Referring first to FIG. 1, there is indicated generally by numeral 10 an adjustable trowel constructed in accordance with the present invention. It is seen to comprise a first and second trapezoidal-shaped, planar blade members 12 and 14 hinged together along adjacent edges 16 and 18. The hinge itself comprises interlocking, generally L-shaped tabs 20 on the edge 16 of the first planar blade member 12 and identical L-shaped tabs 22 formed along the edge 18 of the second planar blade member 14. As seen more clearly in the exploded view of FIG. 3, the tabs on each of the blade members are uniformly spaced from one another and are bent at a predetermined angle in the range of from about 85 degrees to 95 degrees to the plane of the respective blade member. When the first and second planar blade members are inverted relative to one another the L-shaped tabs on blade member 14 are inserted in an interdigital manner into the spaces between adjacent tabs on blade member 12 and then shifted longitudinally, the L-shaped tabs interlock with one another, as shown in FIG. 1, to create a hinge.
Spot welded or otherwise affixed to the non-working surface of each of the blade members 12 and 14 proximate to midsections thereof are brackets 24 and 26. These brackets are identical and include a generally rectangular flange portion 28 which joins to the back surface of the blade members 12 and 14 and an outwardly projecting arcuate portion 30 .having an arcuate slot 32 formed through the thickness dimension thereof.
The handle for the adjustable trowel is identified by numeral 34 and is formed from wood, plastic or other suitable material and shaped to conform to the hand when the user's fingers are clasped about it. The handle member 34 is secured to the blade members by a bolt 36. It passes through a bore 38 formed through a leg portion 40 of the handle and through the arcuate slots 32 formed in the brackets 24 and 26 which become aligned when the blade members 12 and 14 are hinged to one another.
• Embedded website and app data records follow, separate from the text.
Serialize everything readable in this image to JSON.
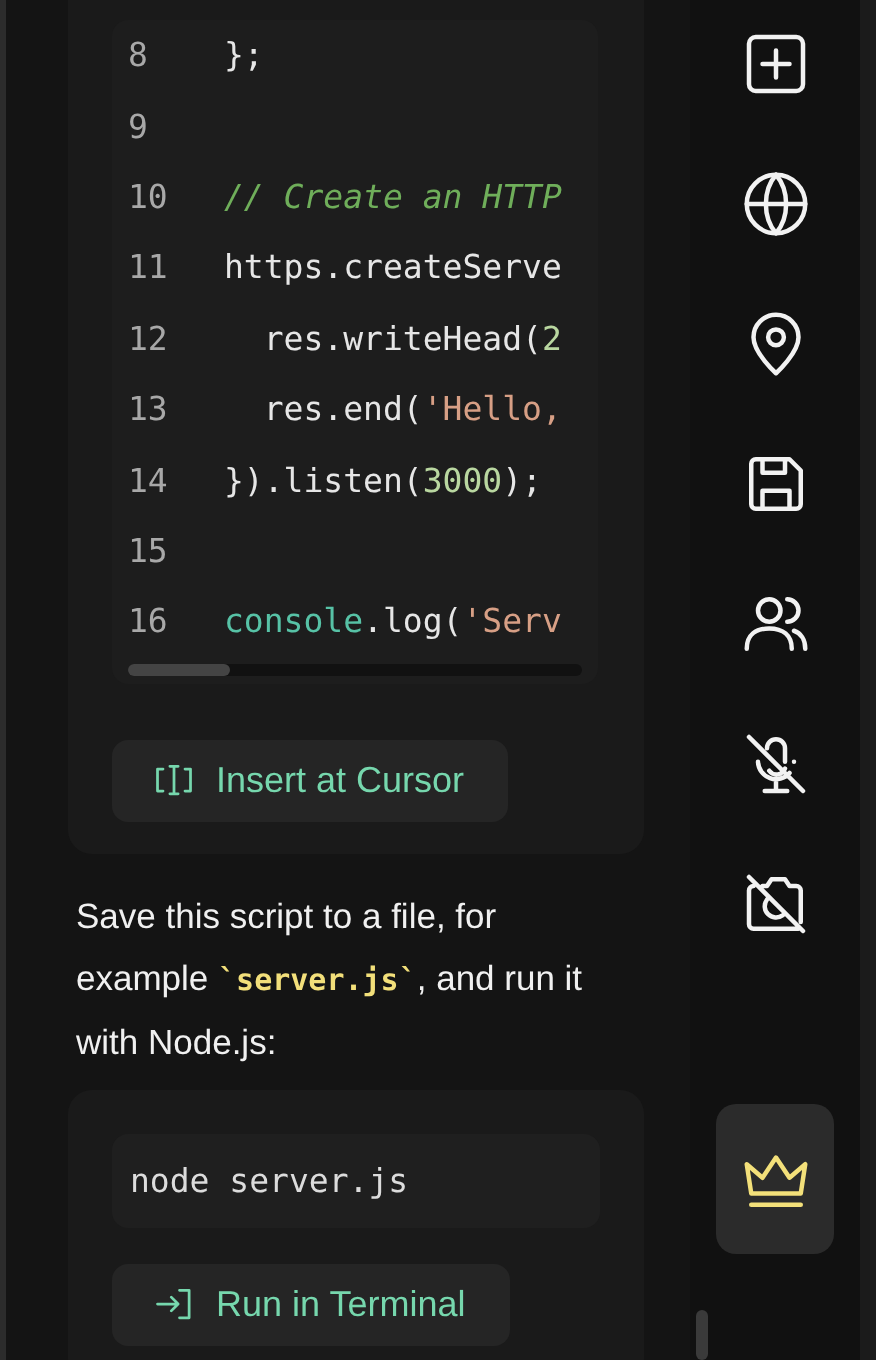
{
  "code_block": {
    "lines": [
      {
        "number": "8",
        "tokens": [
          {
            "kind": "plain",
            "text": "};"
          }
        ]
      },
      {
        "number": "9"
      },
      {
        "number": "10",
        "tokens": [
          {
            "kind": "comment",
            "text": "// Create an HTTP"
          }
        ]
      },
      {
        "number": "11",
        "tokens": [
          {
            "kind": "plain",
            "text": "https.createServe"
          }
        ]
      },
      {
        "number": "12",
        "tokens": [
          {
            "kind": "plain",
            "text": "  res.writeHead("
          },
          {
            "kind": "number",
            "text": "2"
          }
        ]
      },
      {
        "number": "13",
        "tokens": [
          {
            "kind": "plain",
            "text": "  res.end("
          },
          {
            "kind": "string",
            "text": "'Hello,"
          }
        ]
      },
      {
        "number": "14",
        "tokens": [
          {
            "kind": "plain",
            "text": "}).listen("
          },
          {
            "kind": "number",
            "text": "3000"
          },
          {
            "kind": "plain",
            "text": ");"
          }
        ]
      },
      {
        "number": "15"
      },
      {
        "number": "16",
        "tokens": [
          {
            "kind": "builtin",
            "text": "console"
          },
          {
            "kind": "plain",
            "text": ".log("
          },
          {
            "kind": "string",
            "text": "'Serv"
          }
        ]
      }
    ],
    "action": {
      "label": "Insert at Cursor"
    }
  },
  "paragraph": "Save this script to a file, for example **`server.js`**, and run it with Node.js:",
  "command_block": {
    "command": "node server.js",
    "action": {
      "label": "Run in Terminal"
    }
  },
  "sidebar": {
    "items": [
      {
        "selected": false
      },
      {
        "selected": false
      },
      {
        "selected": false
      },
      {
        "selected": false
      },
      {
        "selected": false
      },
      {
        "selected": false
      },
      {
        "selected": false
      },
      {
        "selected": true
      }
    ]
  }
}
A washer 42 and a wing nut 44 are screwed onto the bolt 36 and when tightened, squeeze the arcuate segments 30 of the brackets 24 and 26 tightly against one another, preventing rotation of the blade members about their hinge.
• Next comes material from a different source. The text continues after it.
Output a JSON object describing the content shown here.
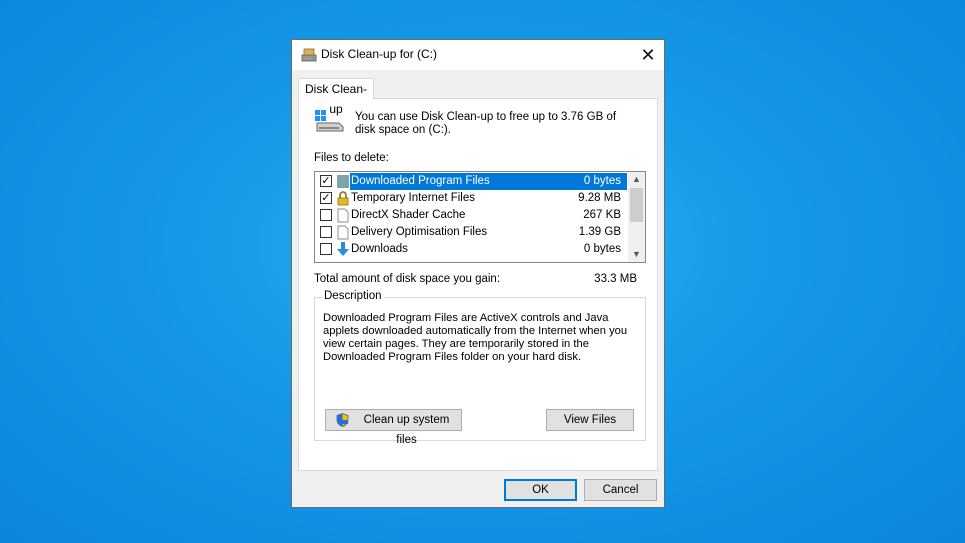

With reference to FIG. 2, it can be seen that when the wing nut 44 is loosened slightly, it is possible to adjust the angle of intersection between the blade members 12 and 14 anywhere between a first limiting position shown in solid line to a second limiting position illustrated in phantom line. In use, with the wing nut slightly loosened, the sheet rock worker will position the trowel in the corner to be finished and the blades 12 and 14 will shift to assume the angle defined by the intersecting sheet rock panels. The worker will next tighten the wing nut 44 to maintain the desired angle as the trowel is used to spread and feather joint compound into that corner. Because of the adjustability feature, the same tool can be used to finish the joint between panels intersecting at angles in the range from between about 85 degrees and 150 degrees.
The leading and trailing edges of the blade members are preferably at a predetermined angle of about 15 degrees to the hinge edge to form a trapezoidal shape to the planar blade surfaces. It is found that this blade shape facilitates placement of the trowel close to ceiling and floor lines.
It is an important advantage of the present invention that the blade members 12 and 14 along with their integrally formed hinge tabs 20 and 22 and affixed brackets 24 and 26 are identical and thus, there is no need to have separate tooling for preparing the two hinged halves of the trowel 10. This greatly reduces the manufacturing cost of the tool.
While the preferred embodiment of the present invention has been explained in connection with a trowel designed for use in working with the joint between sheet rock panels, those skilled in the art can appreciate that the tool of the present invention may also be used for finishing concrete. Still other uses may be found for it as well.
While an illustrative and presently preferred embodiment of the invention has been described in detail herein, it is to be understood that the inventive concepts may be otherwise variously embodied and employed and that the appended claims are intended to be construed to include such variations except insofar as limited by the prior art.